Ever listen to a child pray? I mean, really listen. I think there is much to be learned from the faith of a child and the unscripted way they talk to God. In our home, we teach our kids to pray and say whatever you feel like saying. As a result, sometimes the prayers are hilarious, sometimes sweet, and regularly the words absolutely astonish me with the depth and audacity of their childlike faith and transparency of their hearts.
Recently, I was listening to Sakura pray before bedtime and a lesson was stamped onto my heart. Coincidentally, this lesson from my sweet six year old coincided at a time where I have been “working on” a much desirable and equally difficult attitude practice of what you could label as “thankful-living.” Like most humans, I struggle with a lack of true gratefulness for the many blessings that are consistently a part of my everyday in’s and outs.
Sakura closed her eyes and began slowly, “Dear God…
Thank you for today. Thank you for the dinner I ate, and that mommy cooks so good.
Thank you for my family, and for Ronin cause he’s sooooooooo sweet….and cute.
Thank you for my teacher, and learning to read…
Thank you for daddy going to Nicrag-o to teach people about Jesus… (she meant Nicaragua, but says it with an Nicarag-O, adorable!), oh yah, help daddy to be safe too on that airplane…and in the water…
Thank you for my toys and all the things you give me….my pencils, my scissors, my paper….” her list continued…numbering off things she was thankful for.
None of them prompted. Just her sweet, childish heart, overwhelmed with gratitude.
I thought to myself, what if I started my prayers with such a connection, such peace, such thankfulness— instead of the “rushed”, get it all in as quickly as I can, method I often approach the Father with?
Oh, I am thankful, I really am. I am tremendously blessed, and daily I praise God for His faithful hand in my world. But it’s an all-inclusive blanketed thank you. Concise. Hastened. Maybe even half-hearted. It’s a “thankful offering” that precedes a list of requests, wants, and needs. It’s what you’re supposed to say before rattling off all you really came to talk to God about.
Frankly, I blame my lack of gratefulness in the fact that I don’t have the time or opportunity to pause and enjoy the daily moments. The days seem to always be in fast forward and hectic chaos, regardless of how well I seem to manage my allotted twenty four hours, most days, I can’t seem to find a balance that is adequate. I long to slow down, but life in the fast lane is my norm. Multi-tasking is a necessity, but, it has become so much more then that. It’s become such a consistent reality that savoring individual moments feels foreign and unproductive.
Sunsets. Sunrises. The collision of colors displayed in the trees as the change of seasons approaches. Cool breezes and warm cozy jackets. Laughter of kids and energetic feet running around upstairs. Squeals and squeaks coming from chubby baby cheeks. The strong arms of my handsome husband, caring for me, loving me, and holding me even in my jammies when I look less then presentable. Just a tiny glimpse, just a small fraction of the many blessings that surround me– Every. Single. Day. Yet, I rarely pause to notice, rarely pause to be thankful, individually, for any of them.
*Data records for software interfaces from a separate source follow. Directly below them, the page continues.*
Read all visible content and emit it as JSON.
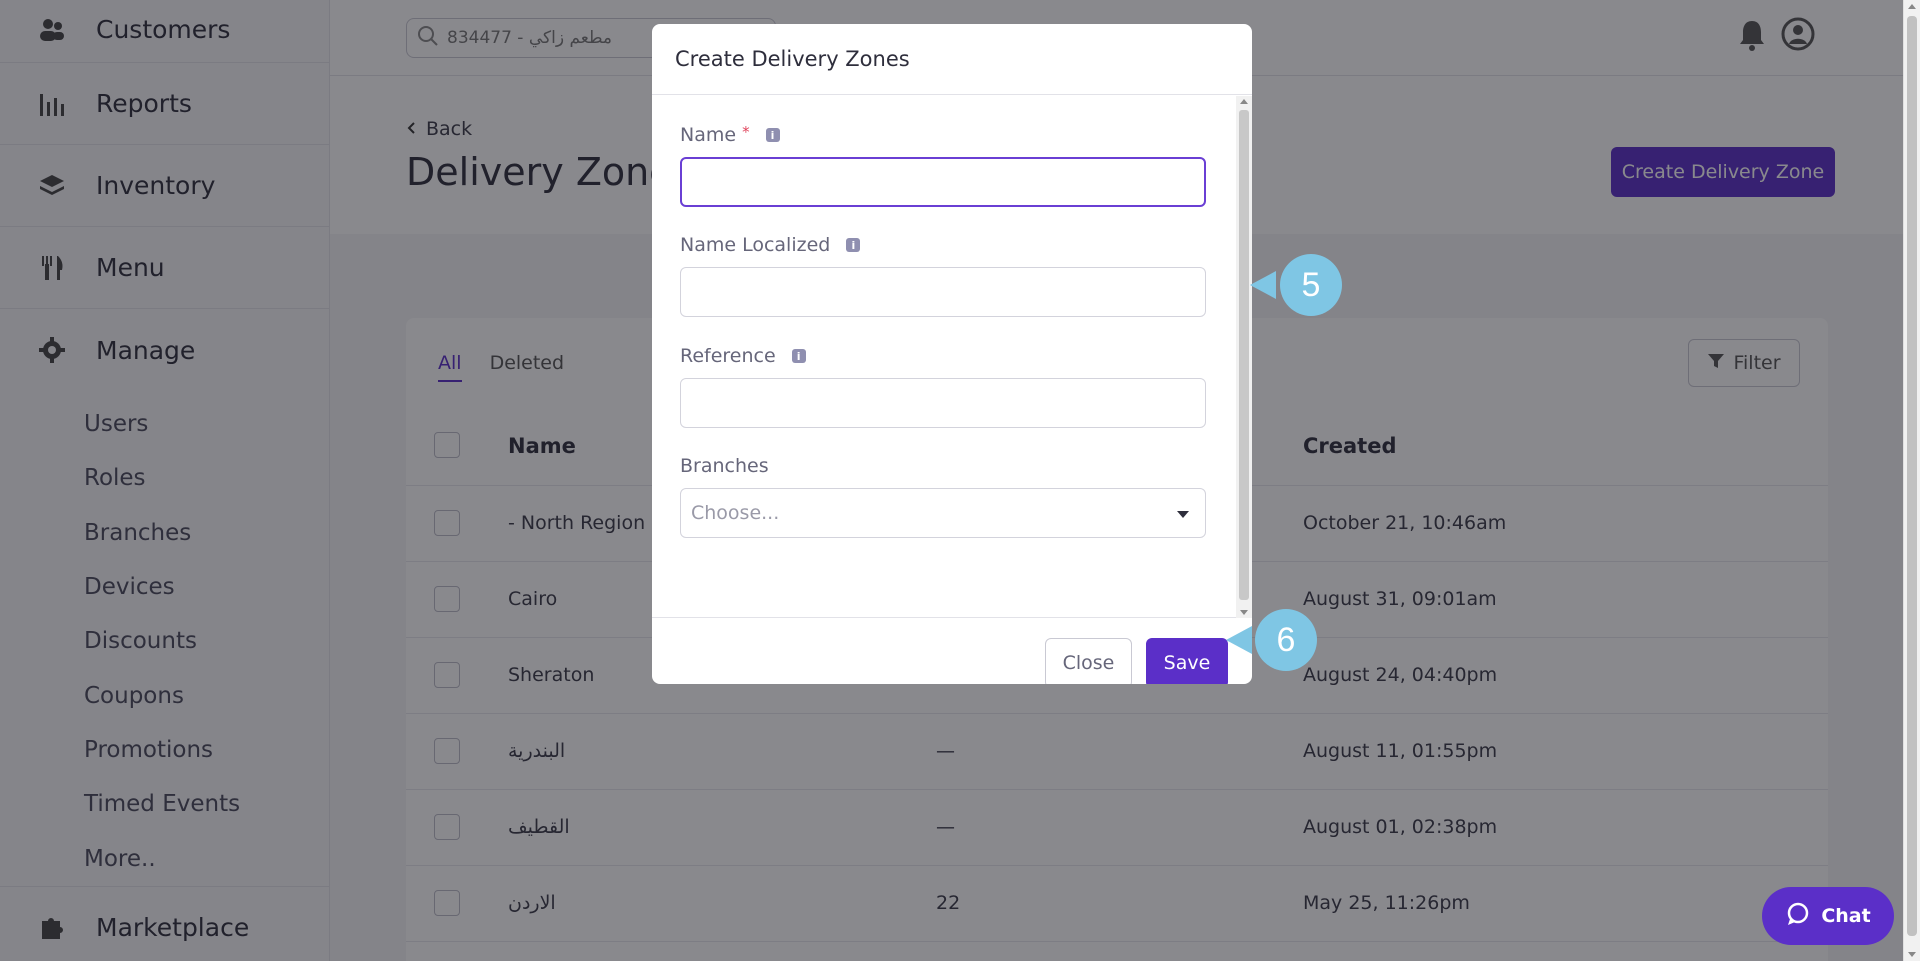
{
  "sidebar": {
    "items": [
      {
        "label": "Customers",
        "icon": "customers-icon"
      },
      {
        "label": "Reports",
        "icon": "reports-icon"
      },
      {
        "label": "Inventory",
        "icon": "inventory-icon"
      },
      {
        "label": "Menu",
        "icon": "menu-icon"
      }
    ],
    "manage": {
      "label": "Manage",
      "icon": "gear-icon",
      "sub_items": [
        "Users",
        "Roles",
        "Branches",
        "Devices",
        "Discounts",
        "Coupons",
        "Promotions",
        "Timed Events",
        "More.."
      ]
    },
    "marketplace": {
      "label": "Marketplace",
      "icon": "puzzle-icon"
    }
  },
  "topbar": {
    "search_text": "834477 - مطعم زاكي"
  },
  "header": {
    "back_label": "Back",
    "title": "Delivery Zones",
    "create_button": "Create Delivery Zone"
  },
  "table": {
    "tabs": [
      {
        "label": "All",
        "active": true
      },
      {
        "label": "Deleted",
        "active": false
      }
    ],
    "filter_label": "Filter",
    "columns": {
      "name": "Name",
      "created": "Created"
    },
    "rows": [
      {
        "name": "- North Region",
        "mid": "",
        "created": "October 21, 10:46am"
      },
      {
        "name": "Cairo",
        "mid": "",
        "created": "August 31, 09:01am"
      },
      {
        "name": "Sheraton",
        "mid": "",
        "created": "August 24, 04:40pm"
      },
      {
        "name": "البندرية",
        "mid": "—",
        "created": "August 11, 01:55pm"
      },
      {
        "name": "القطيف",
        "mid": "—",
        "created": "August 01, 02:38pm"
      },
      {
        "name": "الاردن",
        "mid": "22",
        "created": "May 25, 11:26pm"
      }
    ]
  },
  "modal": {
    "title": "Create Delivery Zones",
    "fields": {
      "name_label": "Name",
      "required_mark": "*",
      "name_localized_label": "Name Localized",
      "reference_label": "Reference",
      "branches_label": "Branches",
      "branches_placeholder": "Choose..."
    },
    "close_label": "Close",
    "save_label": "Save"
  },
  "callouts": {
    "step5": "5",
    "step6": "6"
  },
  "chat": {
    "label": "Chat"
  },
  "colors": {
    "accent": "#5b2fc8",
    "callout": "#7fc6e4"
  }
}
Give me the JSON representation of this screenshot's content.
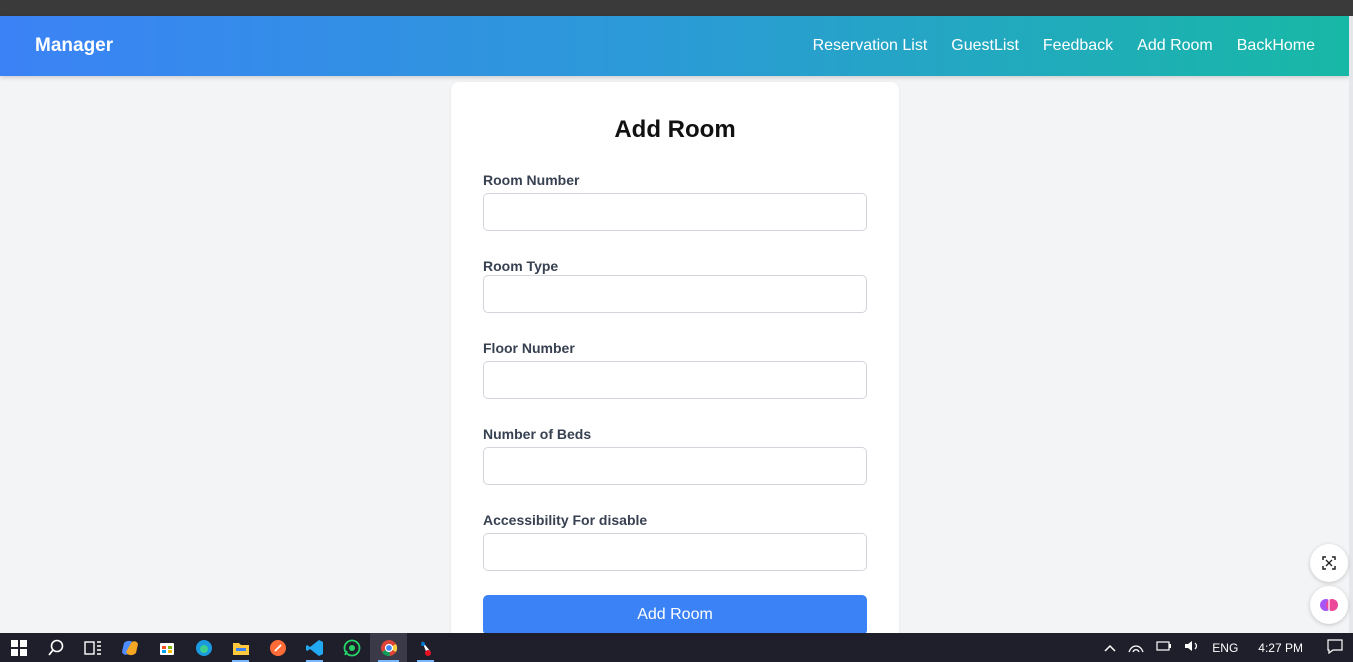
{
  "navbar": {
    "brand": "Manager",
    "links": [
      "Reservation List",
      "GuestList",
      "Feedback",
      "Add Room",
      "BackHome"
    ]
  },
  "form": {
    "title": "Add Room",
    "fields": [
      {
        "label": "Room Number",
        "value": ""
      },
      {
        "label": "Room Type",
        "value": ""
      },
      {
        "label": "Floor Number",
        "value": ""
      },
      {
        "label": "Number of Beds",
        "value": ""
      },
      {
        "label": "Accessibility For disable",
        "value": ""
      }
    ],
    "submit_label": "Add Room"
  },
  "colors": {
    "gradient_start": "#3b82f6",
    "gradient_end": "#18b8a6",
    "button": "#3b82f6"
  },
  "taskbar": {
    "apps": [
      "windows-start-icon",
      "search-icon",
      "task-view-icon",
      "copilot-icon",
      "store-icon",
      "edge-icon",
      "file-explorer-icon",
      "postman-icon",
      "vscode-icon",
      "whatsapp-icon",
      "chrome-icon",
      "paint-icon"
    ],
    "tray": {
      "language": "ENG",
      "time": "4:27 PM"
    }
  }
}
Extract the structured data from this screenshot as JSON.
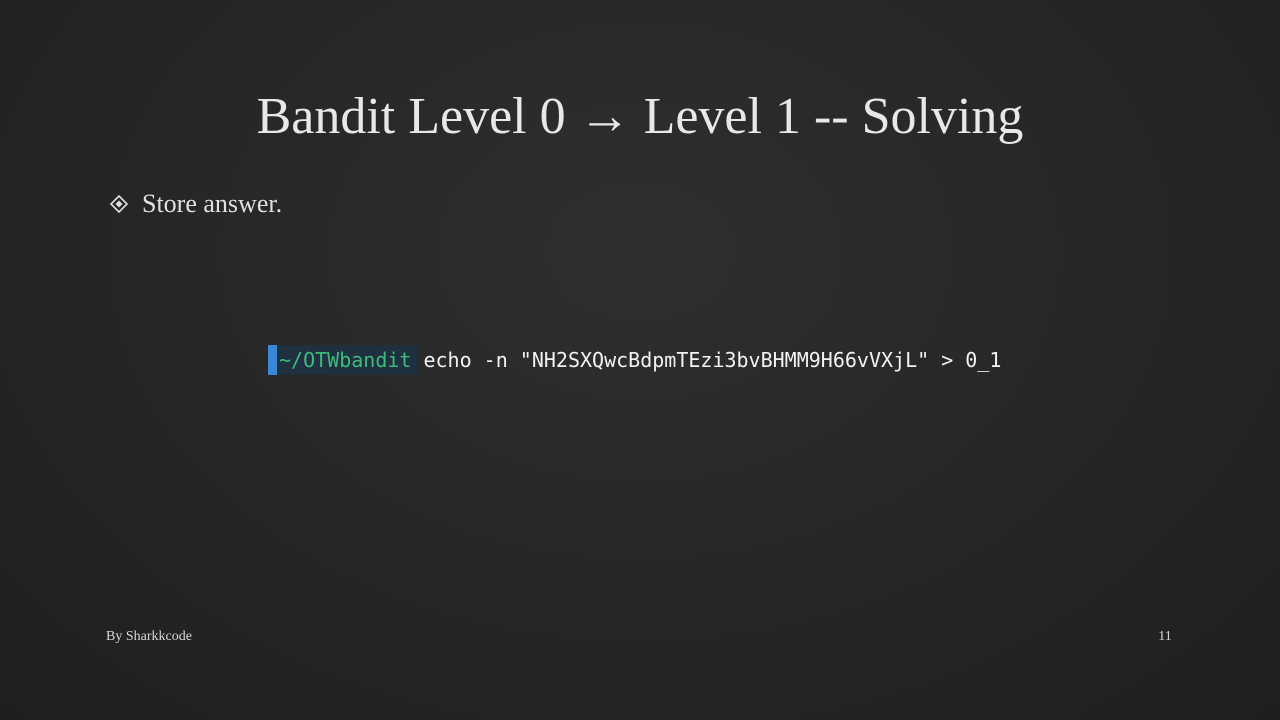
{
  "slide": {
    "title": "Bandit Level 0 → Level 1 -- Solving",
    "bullets": [
      {
        "text": "Store answer.",
        "icon": "diamond-bullet-icon"
      }
    ],
    "terminal": {
      "path": "~/OTWbandit",
      "command": "echo -n \"NH2SXQwcBdpmTEzi3bvBHMM9H66vVXjL\" > 0_1",
      "colors": {
        "cursor": "#3b86d6",
        "path": "#3fba7a",
        "command": "#f2f2f2"
      }
    },
    "footer": {
      "author": "By Sharkkcode",
      "page_number": "11"
    }
  }
}
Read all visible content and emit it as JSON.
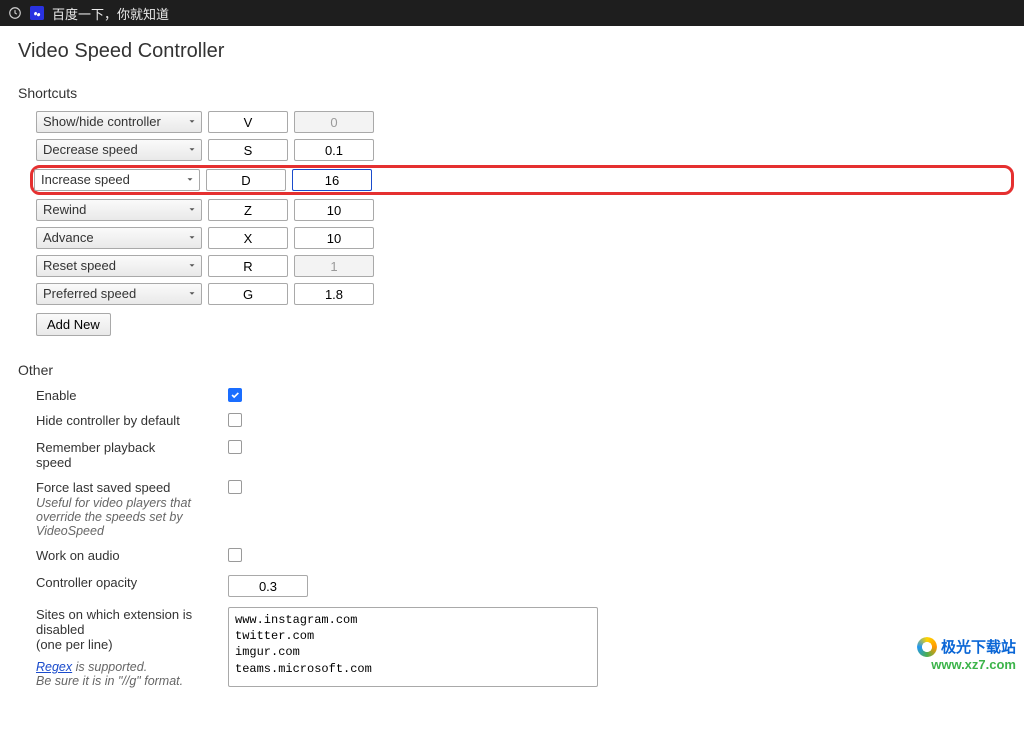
{
  "browser_tab": {
    "title": "百度一下，你就知道"
  },
  "page": {
    "title": "Video Speed Controller"
  },
  "shortcuts": {
    "section_title": "Shortcuts",
    "rows": [
      {
        "action": "Show/hide controller",
        "key": "V",
        "value": "0",
        "value_disabled": true,
        "highlight": false
      },
      {
        "action": "Decrease speed",
        "key": "S",
        "value": "0.1",
        "value_disabled": false,
        "highlight": false
      },
      {
        "action": "Increase speed",
        "key": "D",
        "value": "16",
        "value_disabled": false,
        "highlight": true
      },
      {
        "action": "Rewind",
        "key": "Z",
        "value": "10",
        "value_disabled": false,
        "highlight": false
      },
      {
        "action": "Advance",
        "key": "X",
        "value": "10",
        "value_disabled": false,
        "highlight": false
      },
      {
        "action": "Reset speed",
        "key": "R",
        "value": "1",
        "value_disabled": true,
        "highlight": false
      },
      {
        "action": "Preferred speed",
        "key": "G",
        "value": "1.8",
        "value_disabled": false,
        "highlight": false
      }
    ],
    "add_new_label": "Add New"
  },
  "other": {
    "section_title": "Other",
    "enable": {
      "label": "Enable",
      "checked": true
    },
    "hide_default": {
      "label": "Hide controller by default",
      "checked": false
    },
    "remember_speed": {
      "label": "Remember playback speed",
      "checked": false
    },
    "force_saved": {
      "label": "Force last saved speed",
      "hint": "Useful for video players that override the speeds set by VideoSpeed",
      "checked": false
    },
    "work_on_audio": {
      "label": "Work on audio",
      "checked": false
    },
    "controller_opacity": {
      "label": "Controller opacity",
      "value": "0.3"
    },
    "blacklist": {
      "label": "Sites on which extension is disabled",
      "hint1": "(one per line)",
      "regex_link_text": "Regex",
      "regex_rest": " is supported.",
      "regex_hint2": "Be sure it is in \"//g\" format.",
      "value": "www.instagram.com\ntwitter.com\nimgur.com\nteams.microsoft.com"
    }
  },
  "watermark": {
    "top": "极光下载站",
    "bottom": "www.xz7.com"
  }
}
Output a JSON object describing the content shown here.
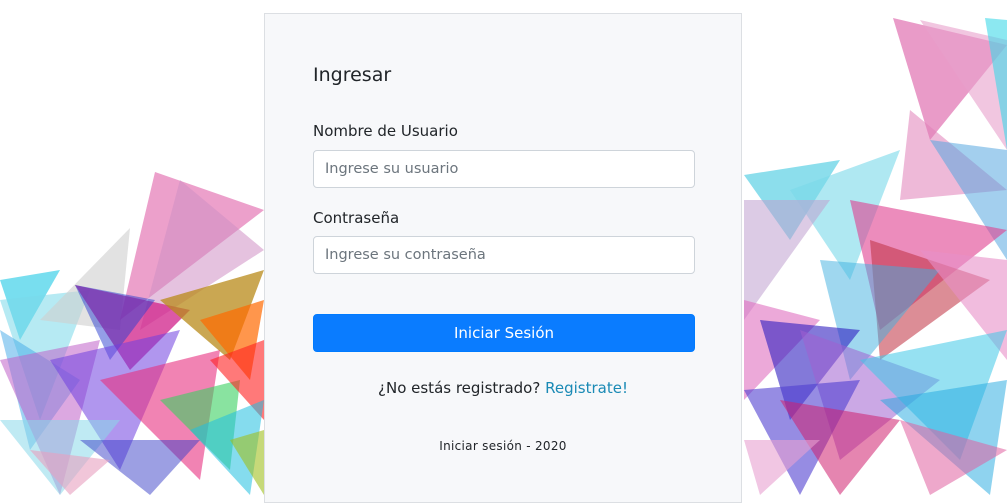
{
  "form": {
    "title": "Ingresar",
    "username_label": "Nombre de Usuario",
    "username_placeholder": "Ingrese su usuario",
    "username_value": "",
    "password_label": "Contraseña",
    "password_placeholder": "Ingrese su contraseña",
    "password_value": "",
    "submit_label": "Iniciar Sesión",
    "register_prompt": "¿No estás registrado?",
    "register_link": "Registrate!",
    "footer": "Iniciar sesión - 2020"
  },
  "colors": {
    "primary_button": "#0a7cff",
    "link": "#1a8ab5",
    "card_background": "#f7f8fa"
  }
}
I’ve been reading a book, called, One Thousand Gifts (Ann Vokstamp) that has captivated my attention, challenged my “speed through life approach”, and burdened me with the need to begin to see life’s moments through a new lens. A lens that is not stained with selfishness, ingratitude and a desire for ease– but is rather coated with seeing through the eyes of grace and thankfulness that Jesus possessed. A life brimming with thankfulness towards God, even when it’s hard, even when we face tragic heartbreaks, frustrations, waiting and “unanswered” prayers. Thanking God not only first, but often. Regularly. Not just for the epic huge blessing moments, but for the thousands of itty-bitty daily ones.
Sakura already brims with such gratitude. The cruelty of life has not hardened her heart. The rush of the daily grind has not quickened her pace so much that the moments pass by without notice. Perhaps this is part of what faith like a child entails– slowing down more, looking up constantly, and realizing that all things, all things, come from a wonderful Creator who is so deserving of our praise and thankfulness.